Is Depriving Cause of Action Where Injuries Were Latent and Undiscoverable Within the Repose Period Constitutional ?
In Diamond V. E.r. Squibb & Sons, Inc., 397 So. 2d 671 (Fla. 1981), the Court squarely addressed the constitutionality of depriving a plaintiff of her cause of action where her injuries were latent and undiscoverable within the repose period. 397 So. 2d at 672.
The plaintiff alleged that while unborn, diethylstilbestrol (DES), a drug manufactured by the defendant, was administered to her. See id.
DES later was found to be a cause of cancer in girls whose mothers were treated with the drug. See id.
The cancerous effects of ingestion of DES did not become "manifest" until the plaintiff reached puberty. See id. at 672 (McDonald, J., specially concurring).
The defendant moved for summary judgment based on the statute of repose that existed for products liability suits, which is the same statute applicable to the present case. See id. at 671.
The Court held that the statute of repose, as applied in that case, violated the plaintiff's guarantee of access to courts because it barred the plaintiff's cause of action "before it ever existed." Diamond, 397 So. 2d at 672.
Justice McDonald explained the necessity for the latent injury exception to the products liability statute of repose in his specially concurring opinion in Diamond:
In this plaintiff's case the claim would have been barred, even though the wrongful act had taken place, before the injury became evident.
Plaintiff had an accrued cause of action but it was not recognizable, through no fault of hers, because the injury had not manifested itself.
This is different from a situation where the injury is not inflicted for more than twelve years from the sale of the product.

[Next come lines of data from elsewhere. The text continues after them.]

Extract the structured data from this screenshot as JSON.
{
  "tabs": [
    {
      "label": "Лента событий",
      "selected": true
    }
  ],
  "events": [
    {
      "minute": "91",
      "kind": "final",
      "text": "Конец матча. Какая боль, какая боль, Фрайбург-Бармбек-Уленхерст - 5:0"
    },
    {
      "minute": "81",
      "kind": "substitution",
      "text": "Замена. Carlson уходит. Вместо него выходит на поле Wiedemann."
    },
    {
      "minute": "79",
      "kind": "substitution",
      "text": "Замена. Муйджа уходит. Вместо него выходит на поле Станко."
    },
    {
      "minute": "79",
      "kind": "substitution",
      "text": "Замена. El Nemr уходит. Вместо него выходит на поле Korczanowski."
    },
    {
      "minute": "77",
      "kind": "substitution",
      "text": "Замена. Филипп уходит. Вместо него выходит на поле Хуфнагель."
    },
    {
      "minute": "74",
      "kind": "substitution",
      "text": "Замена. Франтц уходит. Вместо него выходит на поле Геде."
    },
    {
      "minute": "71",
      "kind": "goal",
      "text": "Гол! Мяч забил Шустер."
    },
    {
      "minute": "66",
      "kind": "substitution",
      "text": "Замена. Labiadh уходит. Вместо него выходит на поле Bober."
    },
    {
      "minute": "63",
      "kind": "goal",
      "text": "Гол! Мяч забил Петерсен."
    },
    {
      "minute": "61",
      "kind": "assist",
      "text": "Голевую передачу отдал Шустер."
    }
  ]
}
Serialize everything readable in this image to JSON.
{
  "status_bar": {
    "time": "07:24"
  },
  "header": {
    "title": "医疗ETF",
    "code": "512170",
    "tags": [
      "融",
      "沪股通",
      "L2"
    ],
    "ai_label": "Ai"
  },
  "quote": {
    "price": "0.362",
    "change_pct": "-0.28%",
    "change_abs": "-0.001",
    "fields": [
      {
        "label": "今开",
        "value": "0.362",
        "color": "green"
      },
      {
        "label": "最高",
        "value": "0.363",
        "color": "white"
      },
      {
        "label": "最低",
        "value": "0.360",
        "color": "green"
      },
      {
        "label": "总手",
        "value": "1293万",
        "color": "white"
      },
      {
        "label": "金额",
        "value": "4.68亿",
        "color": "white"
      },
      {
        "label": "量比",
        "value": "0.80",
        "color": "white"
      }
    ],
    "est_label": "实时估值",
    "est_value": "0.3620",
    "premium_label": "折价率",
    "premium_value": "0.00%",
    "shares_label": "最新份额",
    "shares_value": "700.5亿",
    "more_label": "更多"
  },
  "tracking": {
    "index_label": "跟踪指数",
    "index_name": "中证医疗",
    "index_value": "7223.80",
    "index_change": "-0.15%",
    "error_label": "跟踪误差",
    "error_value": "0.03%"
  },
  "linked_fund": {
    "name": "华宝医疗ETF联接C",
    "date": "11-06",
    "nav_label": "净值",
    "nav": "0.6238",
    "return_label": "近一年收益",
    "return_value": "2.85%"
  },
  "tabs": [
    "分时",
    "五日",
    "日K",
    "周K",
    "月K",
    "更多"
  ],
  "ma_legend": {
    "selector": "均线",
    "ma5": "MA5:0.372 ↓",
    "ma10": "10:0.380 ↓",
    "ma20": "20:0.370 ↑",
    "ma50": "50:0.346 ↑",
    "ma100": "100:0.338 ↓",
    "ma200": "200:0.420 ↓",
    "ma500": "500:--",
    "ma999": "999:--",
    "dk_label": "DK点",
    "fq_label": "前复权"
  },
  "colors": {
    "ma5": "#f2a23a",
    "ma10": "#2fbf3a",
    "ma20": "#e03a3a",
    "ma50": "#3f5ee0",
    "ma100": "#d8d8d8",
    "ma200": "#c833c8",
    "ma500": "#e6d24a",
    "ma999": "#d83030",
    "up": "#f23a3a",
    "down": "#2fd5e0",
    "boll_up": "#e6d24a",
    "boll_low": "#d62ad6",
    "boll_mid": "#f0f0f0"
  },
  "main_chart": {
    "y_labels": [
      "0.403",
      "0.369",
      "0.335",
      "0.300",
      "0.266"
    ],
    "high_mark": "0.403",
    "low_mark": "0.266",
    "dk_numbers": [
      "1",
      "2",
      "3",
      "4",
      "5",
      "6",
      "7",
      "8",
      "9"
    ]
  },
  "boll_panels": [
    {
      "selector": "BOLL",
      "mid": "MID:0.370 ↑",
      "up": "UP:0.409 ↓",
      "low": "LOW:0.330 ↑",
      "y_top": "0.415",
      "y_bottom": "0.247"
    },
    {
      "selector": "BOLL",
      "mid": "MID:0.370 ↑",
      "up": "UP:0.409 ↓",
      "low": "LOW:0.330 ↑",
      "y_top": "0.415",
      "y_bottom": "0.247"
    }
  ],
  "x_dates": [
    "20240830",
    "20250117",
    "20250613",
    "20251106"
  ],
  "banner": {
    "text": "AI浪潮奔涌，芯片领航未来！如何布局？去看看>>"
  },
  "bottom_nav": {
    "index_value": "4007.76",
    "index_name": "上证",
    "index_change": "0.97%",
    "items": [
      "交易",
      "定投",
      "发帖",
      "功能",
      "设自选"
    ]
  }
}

When an injury has occurred but a cause of action cannot be pursued because the results of the injury could not be discovered, a statute of limitation barring the action does, in my judgment, bar access to the courts and is constitutionally impermissive. Id.